The second reading, Philippians 2:5-11 is generally considered to be a hymn to Christ that Paul adopts. The hymn, poetic in rhythm and structure, contains a full outline of Christ’s saving work: his divine preexistence (v. 6), incarnation (v. 7), death (v. 8), celestial exaltation (v. 9), heavenly adoration (v. 10) and new title (v. 11).

The first stanza (vv. 6-8) recounts Jesus’ own action. His “equality with God” is not a prize to be “exploited” for his own advantage but is a treasure to lay down. The second stanza of the hymn (vv. 9-11) stresses God’s action.
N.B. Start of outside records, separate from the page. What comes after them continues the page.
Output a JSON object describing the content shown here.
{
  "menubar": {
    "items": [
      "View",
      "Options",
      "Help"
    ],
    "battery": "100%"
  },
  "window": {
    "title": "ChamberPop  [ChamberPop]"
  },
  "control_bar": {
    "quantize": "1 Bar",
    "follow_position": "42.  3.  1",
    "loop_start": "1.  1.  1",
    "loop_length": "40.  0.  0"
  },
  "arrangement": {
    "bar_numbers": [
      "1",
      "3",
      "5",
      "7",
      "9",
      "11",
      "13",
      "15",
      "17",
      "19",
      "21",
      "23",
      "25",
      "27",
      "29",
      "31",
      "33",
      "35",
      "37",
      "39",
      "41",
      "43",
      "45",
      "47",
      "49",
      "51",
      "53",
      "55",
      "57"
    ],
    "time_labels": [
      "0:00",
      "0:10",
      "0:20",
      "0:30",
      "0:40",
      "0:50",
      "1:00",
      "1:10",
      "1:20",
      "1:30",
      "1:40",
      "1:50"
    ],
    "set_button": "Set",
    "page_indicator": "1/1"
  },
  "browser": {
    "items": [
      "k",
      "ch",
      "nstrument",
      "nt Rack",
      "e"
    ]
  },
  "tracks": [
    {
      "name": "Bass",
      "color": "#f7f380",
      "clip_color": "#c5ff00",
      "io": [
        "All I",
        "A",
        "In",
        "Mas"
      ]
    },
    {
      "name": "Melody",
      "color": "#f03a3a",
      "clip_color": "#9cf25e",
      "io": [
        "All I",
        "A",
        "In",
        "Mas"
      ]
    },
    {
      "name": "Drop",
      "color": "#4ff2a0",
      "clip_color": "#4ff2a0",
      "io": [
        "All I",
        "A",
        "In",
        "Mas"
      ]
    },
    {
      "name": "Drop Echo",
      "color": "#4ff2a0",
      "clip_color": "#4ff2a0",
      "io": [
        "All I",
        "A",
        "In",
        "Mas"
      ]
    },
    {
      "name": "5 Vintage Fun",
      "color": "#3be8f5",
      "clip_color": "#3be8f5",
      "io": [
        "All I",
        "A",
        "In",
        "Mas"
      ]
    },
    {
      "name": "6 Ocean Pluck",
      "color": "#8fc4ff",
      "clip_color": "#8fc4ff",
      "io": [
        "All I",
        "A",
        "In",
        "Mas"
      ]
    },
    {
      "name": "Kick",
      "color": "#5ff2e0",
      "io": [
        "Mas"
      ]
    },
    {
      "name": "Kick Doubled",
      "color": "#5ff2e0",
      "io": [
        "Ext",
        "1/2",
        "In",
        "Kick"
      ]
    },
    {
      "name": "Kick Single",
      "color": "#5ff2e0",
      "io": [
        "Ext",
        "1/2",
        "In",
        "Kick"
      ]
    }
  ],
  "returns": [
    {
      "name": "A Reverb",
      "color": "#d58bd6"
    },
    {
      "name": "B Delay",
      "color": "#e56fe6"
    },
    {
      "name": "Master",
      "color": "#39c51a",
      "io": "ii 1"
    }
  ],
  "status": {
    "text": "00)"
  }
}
The “name” God has bestowed on Jesus is “Lord” (Greek, Kyrios), a term used by Jews to substitute for speaking the name of God, YHWH. This name is now given to Jesus, and the honor due to God is now due to Jesus. Jesus’ redemptive life becomes the basis of and model for our own communal life.

The passion story is played out on Palm Sunday to foreshadow to week after the triumphant entry into Jerusalem. This year it is Mark’s Gospel

In his account of the passion story, Mark is constantly working to shape the story so that all the major themes of his gospel emerge. Jesus the powerful teacher and miracle worker—the Christ—must suffer. He will be misunderstood and completely abandoned by his disciples as the hatred of the Temple leaders triumphs. But in Jesus’ own weakness, the power of God can be present to bring salvation.

Mark’s account is not an appeal to pity, sorrow or even repentance. He is concerned about its message of salvation and God’s purpose at work in the midst of the passion. The response called forth is faith.

Mark stresses Jesus’ utter loneliness, deserted by his disciples—even Peter. When formally confronted by the high priest, Jesus makes a clear proclamation of his status and destiny. The dark path of the passion is the way to God. Jesus’ true identity is recognized by gazing on the crucified Christ and affirming with the centurion that “this man was God’s Son!”